What qualities, in your view, makes a good children’s book author?
I am going to list this as this is really important: -
- Be on time for editorial deadlines.
- Keep your vision but ...
- do NOT block your mind to editorial comments/changes
- A good editor is a gift on the journey with you
- Argue a point with an editor if you regard it as important
- Do not get focussed on small changes
- Work on your craft in the editorial process
- Have a social media presence
- Participate in the marketing
- Extend marketing through secondary markets for example articles and online interviews.
What advice do you have for aspiring children’s book authors out there?
- Being a children’s book author is about community and craft. You should join the children’s book community through organisations like The Society of Children’s Book Writers & Illustrators (SCBWI). It is where you will find craft, friends, support, critique groups and the children’s book industry, otherwise, you are on your own, and that is very hard.
- When you write something, it is NEVER lost.
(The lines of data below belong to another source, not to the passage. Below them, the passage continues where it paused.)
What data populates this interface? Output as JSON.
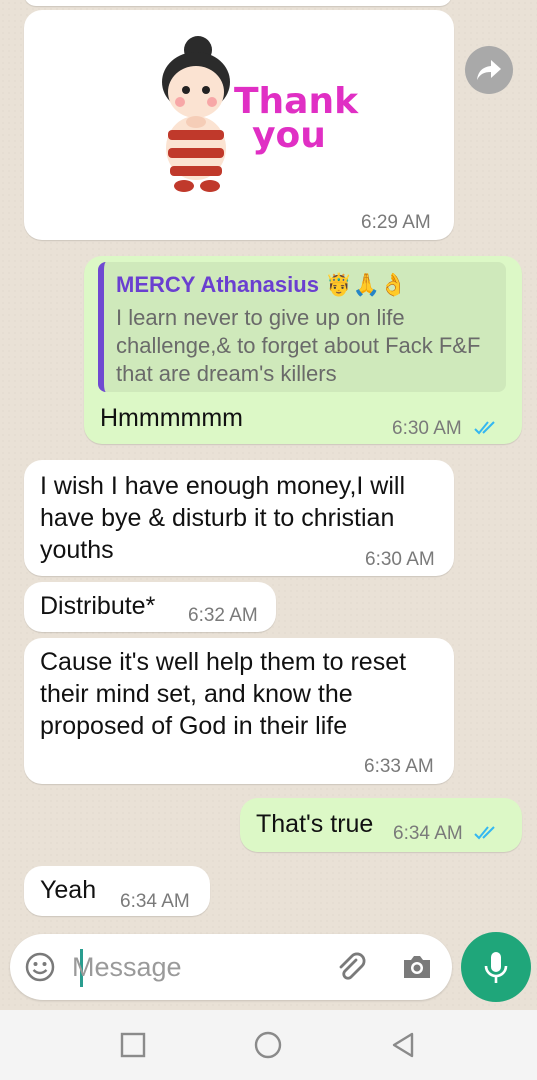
{
  "messages": [
    {
      "text": "",
      "time": "6:29 AM",
      "type": "sticker",
      "sticker_text": "Thank you"
    },
    {
      "quote_name": "MERCY Athanasius",
      "quote_emoji": "🤴🙏👌",
      "quote_text": "I learn never to give up on life challenge,& to forget about Fack F&F that are dream's killers",
      "text": "Hmmmmmm",
      "time": "6:30 AM"
    },
    {
      "text": "I wish I have enough money,I will have bye & disturb it to christian youths",
      "time": "6:30 AM"
    },
    {
      "text": "Distribute*",
      "time": "6:32 AM"
    },
    {
      "text": "Cause it's well help them to reset their mind set, and know the proposed of God in their life",
      "time": "6:33 AM"
    },
    {
      "text": "That's true",
      "time": "6:34 AM"
    },
    {
      "text": "Yeah",
      "time": "6:34 AM"
    }
  ],
  "input": {
    "placeholder": "Message"
  },
  "colors": {
    "incoming": "#ffffff",
    "outgoing": "#dcf8c6",
    "accent": "#1fa67a",
    "read_ticks": "#34b7f1",
    "quote_name": "#6a3fd0"
  },
  "icons": [
    "forward-icon",
    "emoji-icon",
    "attach-icon",
    "camera-icon",
    "mic-icon",
    "recent-apps-icon",
    "home-icon",
    "back-icon",
    "read-ticks-icon"
  ]
}
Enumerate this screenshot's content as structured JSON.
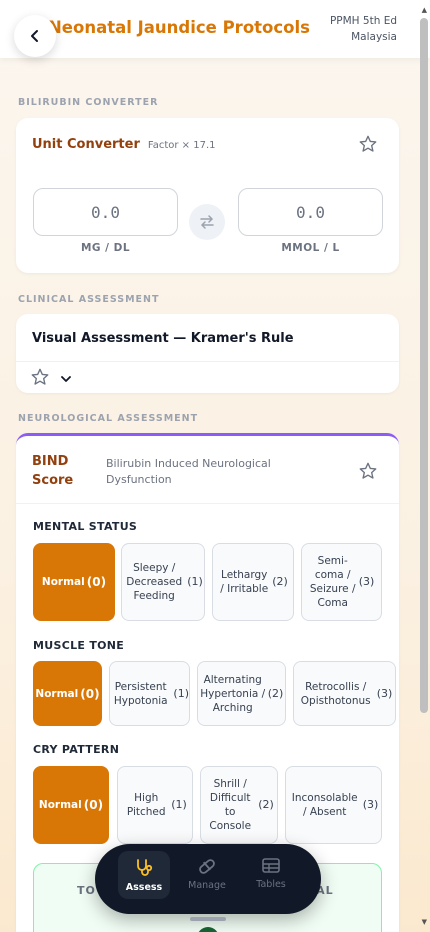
{
  "header": {
    "title": "Neonatal Jaundice Protocols",
    "edition_line1": "PPMH 5th Ed",
    "edition_line2": "Malaysia"
  },
  "sections": {
    "bilirubin": "BILIRUBIN CONVERTER",
    "clinical": "CLINICAL ASSESSMENT",
    "neuro": "NEUROLOGICAL ASSESSMENT"
  },
  "converter": {
    "title": "Unit Converter",
    "factor": "Factor × 17.1",
    "left_value": "0.0",
    "right_value": "0.0",
    "left_unit": "MG / DL",
    "right_unit": "MMOL / L"
  },
  "kramer": {
    "title": "Visual Assessment — Kramer's Rule"
  },
  "bind": {
    "title_line1": "BIND",
    "title_line2": "Score",
    "subtitle_line1": "Bilirubin Induced Neurological",
    "subtitle_line2": "Dysfunction",
    "mental": {
      "heading": "MENTAL STATUS",
      "options": [
        {
          "label": "Normal",
          "points": "(0)"
        },
        {
          "label": "Sleepy / Decreased Feeding",
          "points": "(1)"
        },
        {
          "label": "Lethargy / Irritable",
          "points": "(2)"
        },
        {
          "label": "Semi-coma / Seizure / Coma",
          "points": "(3)"
        }
      ]
    },
    "muscle": {
      "heading": "MUSCLE TONE",
      "options": [
        {
          "label": "Normal",
          "points": "(0)"
        },
        {
          "label": "Persistent Hypotonia",
          "points": "(1)"
        },
        {
          "label": "Alternating Hypertonia / Arching",
          "points": "(2)"
        },
        {
          "label": "Retrocollis / Opisthotonus",
          "points": "(3)"
        }
      ]
    },
    "cry": {
      "heading": "CRY PATTERN",
      "options": [
        {
          "label": "Normal",
          "points": "(0)"
        },
        {
          "label": "High Pitched",
          "points": "(1)"
        },
        {
          "label": "Shrill / Difficult to Console",
          "points": "(2)"
        },
        {
          "label": "Inconsolable / Absent",
          "points": "(3)"
        }
      ]
    },
    "result_left": "TOT",
    "result_right": "CAL"
  },
  "nav": {
    "items": [
      {
        "label": "Assess",
        "icon": "stethoscope-icon"
      },
      {
        "label": "Manage",
        "icon": "pill-icon"
      },
      {
        "label": "Tables",
        "icon": "table-icon"
      }
    ]
  },
  "colors": {
    "accent": "#d97706",
    "bind_border": "#8b5cf6",
    "nav_bg": "#111827"
  }
}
It may be rejected, criticised, incomplete, but it is your resource centre. Keep it and use parts in other works. Maybe rework that piece and improve it.
- If you are lucky enough to get a rejection with an editor’s comments, read them carefully. Look at your work and make it better before you send it out again.
- Understand the market BEFORE you send out work. Know when publishing houses are open and what they publish. For example, EK Books have a clear brand: “Books with Heart on Issues that Matter.” Do not send a young adult vampire story. Look at their website. Check their books out online and in bookshops. Talk to your writing community and discuss what is happening in the industry.
- Check out the smaller publications, magazines, opportunities for submission and build up your CV with published works.
- Now that you are in the children’s network, go to book launches, write reviews, support authors. You will find they will support you too.
- It is a rocky and hard career filled with ups and downs. Happiness is getting a commendation, a story published, a book. Emotional struggle is being faced with rejection, harsh critiques, dismissal. However, the exploration of story, friends and the immersion in children’s literature is well worth the journey.